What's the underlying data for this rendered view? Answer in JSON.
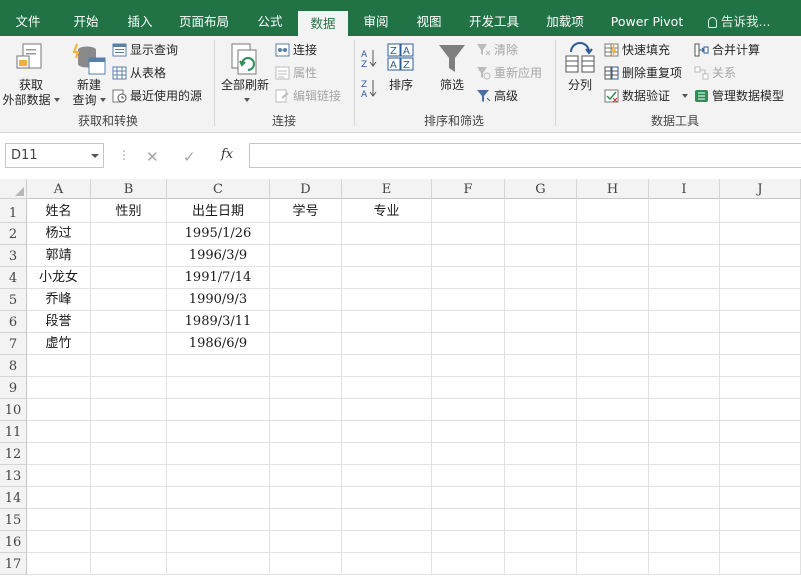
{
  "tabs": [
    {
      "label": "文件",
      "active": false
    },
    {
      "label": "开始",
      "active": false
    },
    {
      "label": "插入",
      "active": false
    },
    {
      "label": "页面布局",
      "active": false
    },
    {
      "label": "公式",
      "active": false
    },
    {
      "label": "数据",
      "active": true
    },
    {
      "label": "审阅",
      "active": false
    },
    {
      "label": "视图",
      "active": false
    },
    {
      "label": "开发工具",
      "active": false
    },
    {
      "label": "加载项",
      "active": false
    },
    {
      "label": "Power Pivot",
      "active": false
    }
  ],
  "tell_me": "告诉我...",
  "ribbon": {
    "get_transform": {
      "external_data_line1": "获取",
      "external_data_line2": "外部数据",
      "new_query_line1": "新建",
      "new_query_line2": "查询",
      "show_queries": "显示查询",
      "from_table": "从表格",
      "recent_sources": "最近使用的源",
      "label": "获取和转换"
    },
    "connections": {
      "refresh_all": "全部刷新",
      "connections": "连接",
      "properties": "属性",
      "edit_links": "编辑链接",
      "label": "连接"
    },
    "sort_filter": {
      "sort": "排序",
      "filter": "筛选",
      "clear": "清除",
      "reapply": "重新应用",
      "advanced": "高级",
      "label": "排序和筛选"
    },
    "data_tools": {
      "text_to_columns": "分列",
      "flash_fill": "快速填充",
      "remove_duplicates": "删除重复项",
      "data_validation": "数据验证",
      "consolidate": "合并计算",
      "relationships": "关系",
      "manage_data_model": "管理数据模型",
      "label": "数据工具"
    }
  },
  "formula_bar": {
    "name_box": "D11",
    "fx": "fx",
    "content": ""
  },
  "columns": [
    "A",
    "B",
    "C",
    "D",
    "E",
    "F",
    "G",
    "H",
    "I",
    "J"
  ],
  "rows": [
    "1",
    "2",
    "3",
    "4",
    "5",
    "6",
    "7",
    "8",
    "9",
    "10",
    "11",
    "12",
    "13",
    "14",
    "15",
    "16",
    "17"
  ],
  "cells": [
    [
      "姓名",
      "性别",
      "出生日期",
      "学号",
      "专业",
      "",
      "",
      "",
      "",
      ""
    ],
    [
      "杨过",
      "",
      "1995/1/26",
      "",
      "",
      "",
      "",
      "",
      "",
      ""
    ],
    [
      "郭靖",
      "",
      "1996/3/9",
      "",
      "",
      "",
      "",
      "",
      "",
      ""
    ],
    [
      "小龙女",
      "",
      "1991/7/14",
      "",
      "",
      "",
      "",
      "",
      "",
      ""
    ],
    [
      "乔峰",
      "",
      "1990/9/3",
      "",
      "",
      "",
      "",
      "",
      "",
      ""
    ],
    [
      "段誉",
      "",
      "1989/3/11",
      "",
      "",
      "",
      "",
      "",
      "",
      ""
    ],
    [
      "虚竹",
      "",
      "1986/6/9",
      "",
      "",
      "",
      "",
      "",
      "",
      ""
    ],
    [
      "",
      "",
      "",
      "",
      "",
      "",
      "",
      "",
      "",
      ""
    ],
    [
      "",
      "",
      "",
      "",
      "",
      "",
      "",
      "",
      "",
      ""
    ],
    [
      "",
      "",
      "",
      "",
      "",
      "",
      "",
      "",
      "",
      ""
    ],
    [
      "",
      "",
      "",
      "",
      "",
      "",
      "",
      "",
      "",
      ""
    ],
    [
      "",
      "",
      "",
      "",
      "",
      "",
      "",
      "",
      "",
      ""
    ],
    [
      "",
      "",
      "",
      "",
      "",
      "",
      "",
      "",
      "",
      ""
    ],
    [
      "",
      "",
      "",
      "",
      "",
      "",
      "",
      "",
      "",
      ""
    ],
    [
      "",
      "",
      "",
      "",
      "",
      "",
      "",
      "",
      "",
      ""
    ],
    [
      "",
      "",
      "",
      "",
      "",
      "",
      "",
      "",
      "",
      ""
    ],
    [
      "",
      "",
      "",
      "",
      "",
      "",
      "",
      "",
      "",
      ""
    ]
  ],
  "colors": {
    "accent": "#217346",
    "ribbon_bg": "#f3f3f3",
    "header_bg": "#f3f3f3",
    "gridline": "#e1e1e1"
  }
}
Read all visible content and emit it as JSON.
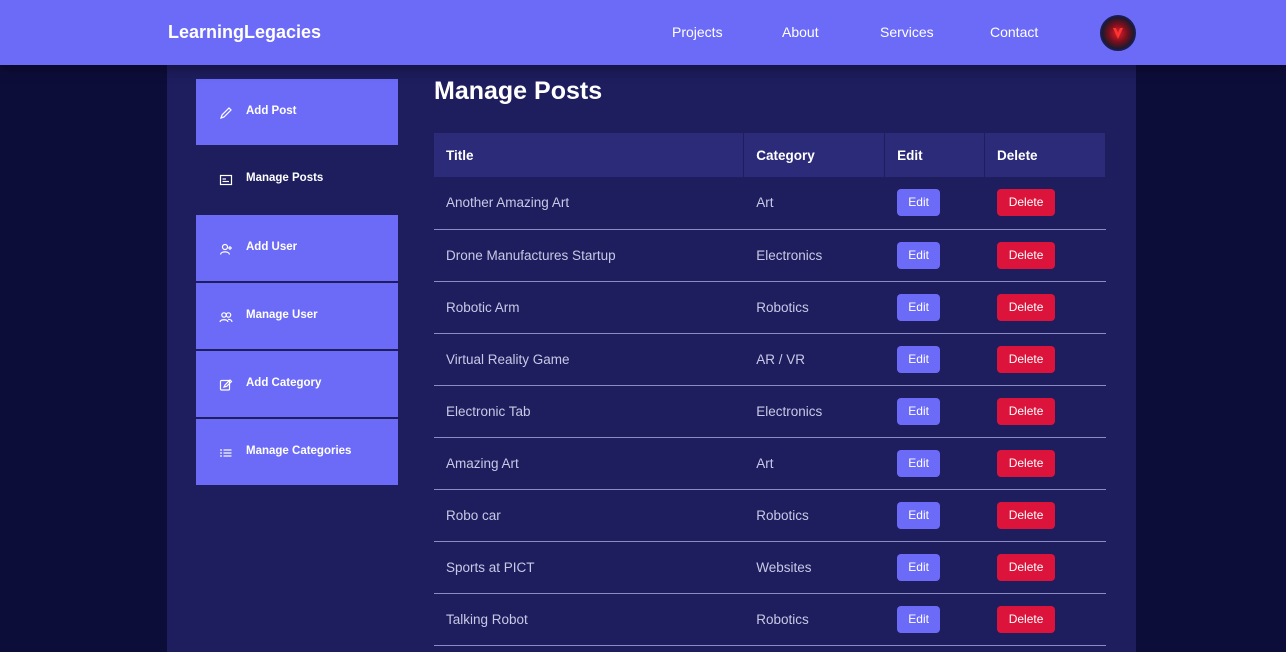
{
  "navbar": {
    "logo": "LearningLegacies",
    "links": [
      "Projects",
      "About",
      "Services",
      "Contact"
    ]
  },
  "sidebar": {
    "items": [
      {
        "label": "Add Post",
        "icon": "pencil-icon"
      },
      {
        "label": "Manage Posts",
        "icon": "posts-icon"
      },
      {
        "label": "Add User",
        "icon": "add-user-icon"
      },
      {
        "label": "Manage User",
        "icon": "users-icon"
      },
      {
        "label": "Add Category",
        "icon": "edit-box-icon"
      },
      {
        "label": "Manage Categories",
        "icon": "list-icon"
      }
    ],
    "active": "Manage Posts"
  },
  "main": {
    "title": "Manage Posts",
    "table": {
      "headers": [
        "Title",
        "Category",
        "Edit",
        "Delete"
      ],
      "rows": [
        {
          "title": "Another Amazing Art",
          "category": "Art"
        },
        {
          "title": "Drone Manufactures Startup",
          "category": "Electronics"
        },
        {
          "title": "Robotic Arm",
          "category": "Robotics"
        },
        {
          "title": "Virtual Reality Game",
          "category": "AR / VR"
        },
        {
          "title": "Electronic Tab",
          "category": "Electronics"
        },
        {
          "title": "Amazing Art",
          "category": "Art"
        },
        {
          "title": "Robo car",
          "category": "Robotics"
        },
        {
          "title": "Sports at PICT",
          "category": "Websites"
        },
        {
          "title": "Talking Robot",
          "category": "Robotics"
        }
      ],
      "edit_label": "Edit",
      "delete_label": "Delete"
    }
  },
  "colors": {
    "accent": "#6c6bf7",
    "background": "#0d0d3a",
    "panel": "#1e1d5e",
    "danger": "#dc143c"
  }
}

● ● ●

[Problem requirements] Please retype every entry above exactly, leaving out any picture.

[Answer area]
What's the underlying data for this rendered view? Answer in JSON.
{
  "tabs": [
    {
      "label": "文件",
      "active": false
    },
    {
      "label": "开始",
      "active": false
    },
    {
      "label": "插入",
      "active": false
    },
    {
      "label": "页面布局",
      "active": false
    },
    {
      "label": "公式",
      "active": false
    },
    {
      "label": "数据",
      "active": true
    },
    {
      "label": "审阅",
      "active": false
    },
    {
      "label": "视图",
      "active": false
    },
    {
      "label": "开发工具",
      "active": false
    },
    {
      "label": "加载项",
      "active": false
    },
    {
      "label": "Power Pivot",
      "active": false
    }
  ],
  "tell_me": "告诉我...",
  "ribbon": {
    "get_transform": {
      "external_data_line1": "获取",
      "external_data_line2": "外部数据",
      "new_query_line1": "新建",
      "new_query_line2": "查询",
      "show_queries": "显示查询",
      "from_table": "从表格",
      "recent_sources": "最近使用的源",
      "label": "获取和转换"
    },
    "connections": {
      "refresh_all": "全部刷新",
      "connections": "连接",
      "properties": "属性",
      "edit_links": "编辑链接",
      "label": "连接"
    },
    "sort_filter": {
      "sort": "排序",
      "filter": "筛选",
      "clear": "清除",
      "reapply": "重新应用",
      "advanced": "高级",
      "label": "排序和筛选"
    },
    "data_tools": {
      "text_to_columns": "分列",
      "flash_fill": "快速填充",
      "remove_duplicates": "删除重复项",
      "data_validation": "数据验证",
      "consolidate": "合并计算",
      "relationships": "关系",
      "manage_data_model": "管理数据模型",
      "label": "数据工具"
    }
  },
  "formula_bar": {
    "name_box": "D11",
    "fx": "fx",
    "content": ""
  },
  "columns": [
    "A",
    "B",
    "C",
    "D",
    "E",
    "F",
    "G",
    "H",
    "I",
    "J"
  ],
  "rows": [
    "1",
    "2",
    "3",
    "4",
    "5",
    "6",
    "7",
    "8",
    "9",
    "10",
    "11",
    "12",
    "13",
    "14",
    "15",
    "16",
    "17"
  ],
  "cells": [
    [
      "姓名",
      "性别",
      "出生日期",
      "学号",
      "专业",
      "",
      "",
      "",
      "",
      ""
    ],
    [
      "杨过",
      "",
      "1995/1/26",
      "",
      "",
      "",
      "",
      "",
      "",
      ""
    ],
    [
      "郭靖",
      "",
      "1996/3/9",
      "",
      "",
      "",
      "",
      "",
      "",
      ""
    ],
    [
      "小龙女",
      "",
      "1991/7/14",
      "",
      "",
      "",
      "",
      "",
      "",
      ""
    ],
    [
      "乔峰",
      "",
      "1990/9/3",
      "",
      "",
      "",
      "",
      "",
      "",
      ""
    ],
    [
      "段誉",
      "",
      "1989/3/11",
      "",
      "",
      "",
      "",
      "",
      "",
      ""
    ],
    [
      "虚竹",
      "",
      "1986/6/9",
      "",
      "",
      "",
      "",
      "",
      "",
      ""
    ],
    [
      "",
      "",
      "",
      "",
      "",
      "",
      "",
      "",
      "",
      ""
    ],
    [
      "",
      "",
      "",
      "",
      "",
      "",
      "",
      "",
      "",
      ""
    ],
    [
      "",
      "",
      "",
      "",
      "",
      "",
      "",
      "",
      "",
      ""
    ],
    [
      "",
      "",
      "",
      "",
      "",
      "",
      "",
      "",
      "",
      ""
    ],
    [
      "",
      "",
      "",
      "",
      "",
      "",
      "",
      "",
      "",
      ""
    ],
    [
      "",
      "",
      "",
      "",
      "",
      "",
      "",
      "",
      "",
      ""
    ],
    [
      "",
      "",
      "",
      "",
      "",
      "",
      "",
      "",
      "",
      ""
    ],
    [
      "",
      "",
      "",
      "",
      "",
      "",
      "",
      "",
      "",
      ""
    ],
    [
      "",
      "",
      "",
      "",
      "",
      "",
      "",
      "",
      "",
      ""
    ],
    [
      "",
      "",
      "",
      "",
      "",
      "",
      "",
      "",
      "",
      ""
    ]
  ],
  "colors": {
    "accent": "#217346",
    "ribbon_bg": "#f3f3f3",
    "header_bg": "#f3f3f3",
    "gridline": "#e1e1e1"
  }
}
Read all visible content and emit it as JSON.
{
  "navbar": {
    "logo": "LearningLegacies",
    "links": [
      "Projects",
      "About",
      "Services",
      "Contact"
    ]
  },
  "sidebar": {
    "items": [
      {
        "label": "Add Post",
        "icon": "pencil-icon"
      },
      {
        "label": "Manage Posts",
        "icon": "posts-icon"
      },
      {
        "label": "Add User",
        "icon": "add-user-icon"
      },
      {
        "label": "Manage User",
        "icon": "users-icon"
      },
      {
        "label": "Add Category",
        "icon": "edit-box-icon"
      },
      {
        "label": "Manage Categories",
        "icon": "list-icon"
      }
    ],
    "active": "Manage Posts"
  },
  "main": {
    "title": "Manage Posts",
    "table": {
      "headers": [
        "Title",
        "Category",
        "Edit",
        "Delete"
      ],
      "rows": [
        {
          "title": "Another Amazing Art",
          "category": "Art"
        },
        {
          "title": "Drone Manufactures Startup",
          "category": "Electronics"
        },
        {
          "title": "Robotic Arm",
          "category": "Robotics"
        },
        {
          "title": "Virtual Reality Game",
          "category": "AR / VR"
        },
        {
          "title": "Electronic Tab",
          "category": "Electronics"
        },
        {
          "title": "Amazing Art",
          "category": "Art"
        },
        {
          "title": "Robo car",
          "category": "Robotics"
        },
        {
          "title": "Sports at PICT",
          "category": "Websites"
        },
        {
          "title": "Talking Robot",
          "category": "Robotics"
        }
      ],
      "edit_label": "Edit",
      "delete_label": "Delete"
    }
  },
  "colors": {
    "accent": "#6c6bf7",
    "background": "#0d0d3a",
    "panel": "#1e1d5e",
    "danger": "#dc143c"
  }
}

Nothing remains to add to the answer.